- RECORDS SUPPLIED -
────────

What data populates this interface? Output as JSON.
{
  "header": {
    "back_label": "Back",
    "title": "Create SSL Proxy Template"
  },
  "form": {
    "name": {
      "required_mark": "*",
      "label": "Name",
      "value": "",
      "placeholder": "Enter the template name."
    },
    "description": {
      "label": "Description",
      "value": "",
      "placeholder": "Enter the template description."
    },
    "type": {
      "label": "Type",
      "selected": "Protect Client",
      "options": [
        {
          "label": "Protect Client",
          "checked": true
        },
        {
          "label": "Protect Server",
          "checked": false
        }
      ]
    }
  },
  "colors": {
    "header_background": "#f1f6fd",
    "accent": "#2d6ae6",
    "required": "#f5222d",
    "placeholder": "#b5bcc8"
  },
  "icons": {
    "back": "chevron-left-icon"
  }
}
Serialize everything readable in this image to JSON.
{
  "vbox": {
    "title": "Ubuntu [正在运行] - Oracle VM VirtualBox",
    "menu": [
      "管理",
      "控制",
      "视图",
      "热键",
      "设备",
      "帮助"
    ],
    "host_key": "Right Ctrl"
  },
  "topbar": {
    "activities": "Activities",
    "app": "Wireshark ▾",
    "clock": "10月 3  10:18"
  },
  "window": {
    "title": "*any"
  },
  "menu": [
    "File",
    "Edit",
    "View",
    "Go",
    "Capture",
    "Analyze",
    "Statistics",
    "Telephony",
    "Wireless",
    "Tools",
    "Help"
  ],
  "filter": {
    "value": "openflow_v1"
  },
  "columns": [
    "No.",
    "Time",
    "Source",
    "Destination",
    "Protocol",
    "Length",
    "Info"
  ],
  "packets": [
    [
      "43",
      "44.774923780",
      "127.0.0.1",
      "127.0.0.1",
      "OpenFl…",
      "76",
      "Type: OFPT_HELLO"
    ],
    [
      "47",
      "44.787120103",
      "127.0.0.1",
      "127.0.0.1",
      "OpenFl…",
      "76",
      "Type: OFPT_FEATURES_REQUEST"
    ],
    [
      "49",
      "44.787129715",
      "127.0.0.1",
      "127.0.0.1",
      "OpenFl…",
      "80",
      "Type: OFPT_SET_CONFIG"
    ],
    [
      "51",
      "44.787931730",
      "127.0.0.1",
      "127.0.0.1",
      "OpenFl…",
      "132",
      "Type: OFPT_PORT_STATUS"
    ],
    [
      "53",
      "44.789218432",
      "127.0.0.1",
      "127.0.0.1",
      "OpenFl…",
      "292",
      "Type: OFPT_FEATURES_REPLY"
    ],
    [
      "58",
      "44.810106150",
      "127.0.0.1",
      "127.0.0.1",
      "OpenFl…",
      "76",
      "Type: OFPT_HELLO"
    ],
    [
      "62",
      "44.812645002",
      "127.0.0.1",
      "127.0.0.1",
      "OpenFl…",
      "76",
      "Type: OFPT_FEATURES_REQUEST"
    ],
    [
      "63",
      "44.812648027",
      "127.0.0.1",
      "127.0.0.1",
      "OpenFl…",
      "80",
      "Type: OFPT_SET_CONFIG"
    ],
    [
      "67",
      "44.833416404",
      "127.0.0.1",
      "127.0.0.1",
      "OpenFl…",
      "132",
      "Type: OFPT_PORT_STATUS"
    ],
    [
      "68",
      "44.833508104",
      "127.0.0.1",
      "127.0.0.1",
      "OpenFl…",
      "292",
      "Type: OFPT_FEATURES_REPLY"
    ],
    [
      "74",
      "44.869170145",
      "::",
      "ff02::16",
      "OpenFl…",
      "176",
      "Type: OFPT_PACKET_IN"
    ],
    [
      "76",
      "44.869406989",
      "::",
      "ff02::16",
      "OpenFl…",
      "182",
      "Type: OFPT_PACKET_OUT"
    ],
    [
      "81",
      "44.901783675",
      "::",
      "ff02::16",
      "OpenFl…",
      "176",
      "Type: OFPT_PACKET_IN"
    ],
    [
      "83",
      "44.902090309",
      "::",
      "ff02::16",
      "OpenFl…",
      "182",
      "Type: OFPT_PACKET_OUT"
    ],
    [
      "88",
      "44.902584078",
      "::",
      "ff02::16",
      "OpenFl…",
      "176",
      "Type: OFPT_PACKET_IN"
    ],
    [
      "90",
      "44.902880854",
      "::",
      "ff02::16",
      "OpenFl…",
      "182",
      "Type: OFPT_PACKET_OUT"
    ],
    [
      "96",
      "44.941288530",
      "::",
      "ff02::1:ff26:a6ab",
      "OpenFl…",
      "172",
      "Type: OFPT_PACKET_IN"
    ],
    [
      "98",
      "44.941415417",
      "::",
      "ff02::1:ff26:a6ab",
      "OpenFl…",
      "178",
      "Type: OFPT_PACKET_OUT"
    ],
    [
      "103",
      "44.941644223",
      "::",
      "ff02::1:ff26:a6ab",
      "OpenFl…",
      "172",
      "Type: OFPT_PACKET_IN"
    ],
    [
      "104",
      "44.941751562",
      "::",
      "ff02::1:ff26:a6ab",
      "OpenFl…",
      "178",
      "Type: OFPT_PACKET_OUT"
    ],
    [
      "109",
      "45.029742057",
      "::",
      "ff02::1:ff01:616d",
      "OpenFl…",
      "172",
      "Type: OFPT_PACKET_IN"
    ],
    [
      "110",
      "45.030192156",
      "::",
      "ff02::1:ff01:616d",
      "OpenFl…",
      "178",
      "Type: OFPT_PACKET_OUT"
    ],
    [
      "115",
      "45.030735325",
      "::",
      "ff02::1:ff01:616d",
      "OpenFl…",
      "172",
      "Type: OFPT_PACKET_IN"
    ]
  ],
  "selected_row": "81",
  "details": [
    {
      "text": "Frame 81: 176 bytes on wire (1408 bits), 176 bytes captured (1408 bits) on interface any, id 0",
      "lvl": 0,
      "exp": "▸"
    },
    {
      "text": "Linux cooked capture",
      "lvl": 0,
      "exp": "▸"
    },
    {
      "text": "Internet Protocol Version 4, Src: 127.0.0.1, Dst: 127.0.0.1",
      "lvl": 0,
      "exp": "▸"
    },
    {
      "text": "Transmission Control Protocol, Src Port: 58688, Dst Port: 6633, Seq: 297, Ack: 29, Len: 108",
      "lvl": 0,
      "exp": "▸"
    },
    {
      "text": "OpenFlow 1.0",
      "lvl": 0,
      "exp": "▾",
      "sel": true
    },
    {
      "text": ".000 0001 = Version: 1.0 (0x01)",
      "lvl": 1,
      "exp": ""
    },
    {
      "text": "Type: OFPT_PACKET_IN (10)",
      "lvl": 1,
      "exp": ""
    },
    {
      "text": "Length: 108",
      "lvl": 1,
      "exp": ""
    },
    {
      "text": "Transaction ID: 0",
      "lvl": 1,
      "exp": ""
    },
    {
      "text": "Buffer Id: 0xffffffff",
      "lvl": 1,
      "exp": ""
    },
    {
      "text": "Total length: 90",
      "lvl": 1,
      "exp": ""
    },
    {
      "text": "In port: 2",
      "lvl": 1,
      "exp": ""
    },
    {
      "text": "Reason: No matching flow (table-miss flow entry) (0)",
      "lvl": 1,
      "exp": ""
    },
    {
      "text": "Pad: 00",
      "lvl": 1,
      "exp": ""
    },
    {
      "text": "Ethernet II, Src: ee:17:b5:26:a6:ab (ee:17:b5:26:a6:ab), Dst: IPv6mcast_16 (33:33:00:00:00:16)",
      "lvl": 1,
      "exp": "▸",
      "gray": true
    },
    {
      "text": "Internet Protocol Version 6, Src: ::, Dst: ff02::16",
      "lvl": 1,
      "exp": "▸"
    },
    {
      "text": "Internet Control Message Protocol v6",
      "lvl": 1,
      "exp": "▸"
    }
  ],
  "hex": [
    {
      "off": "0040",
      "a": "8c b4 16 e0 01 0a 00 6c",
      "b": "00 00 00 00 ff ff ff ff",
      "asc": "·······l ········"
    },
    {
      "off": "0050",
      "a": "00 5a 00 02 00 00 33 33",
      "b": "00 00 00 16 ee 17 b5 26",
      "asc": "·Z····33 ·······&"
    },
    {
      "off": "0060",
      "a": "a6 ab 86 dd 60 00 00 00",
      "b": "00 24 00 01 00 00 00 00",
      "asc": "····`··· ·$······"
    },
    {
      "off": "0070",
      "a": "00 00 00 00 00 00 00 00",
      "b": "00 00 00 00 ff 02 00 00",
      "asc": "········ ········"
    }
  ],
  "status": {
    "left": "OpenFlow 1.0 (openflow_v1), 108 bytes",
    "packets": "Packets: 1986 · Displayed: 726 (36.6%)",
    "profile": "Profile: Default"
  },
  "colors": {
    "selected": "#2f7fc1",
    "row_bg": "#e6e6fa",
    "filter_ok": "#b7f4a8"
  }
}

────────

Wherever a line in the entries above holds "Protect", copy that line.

- WRITTEN ANSWER -
      "selected": "Protect Client",
          "label": "Protect Client",
          "label": "Protect Server",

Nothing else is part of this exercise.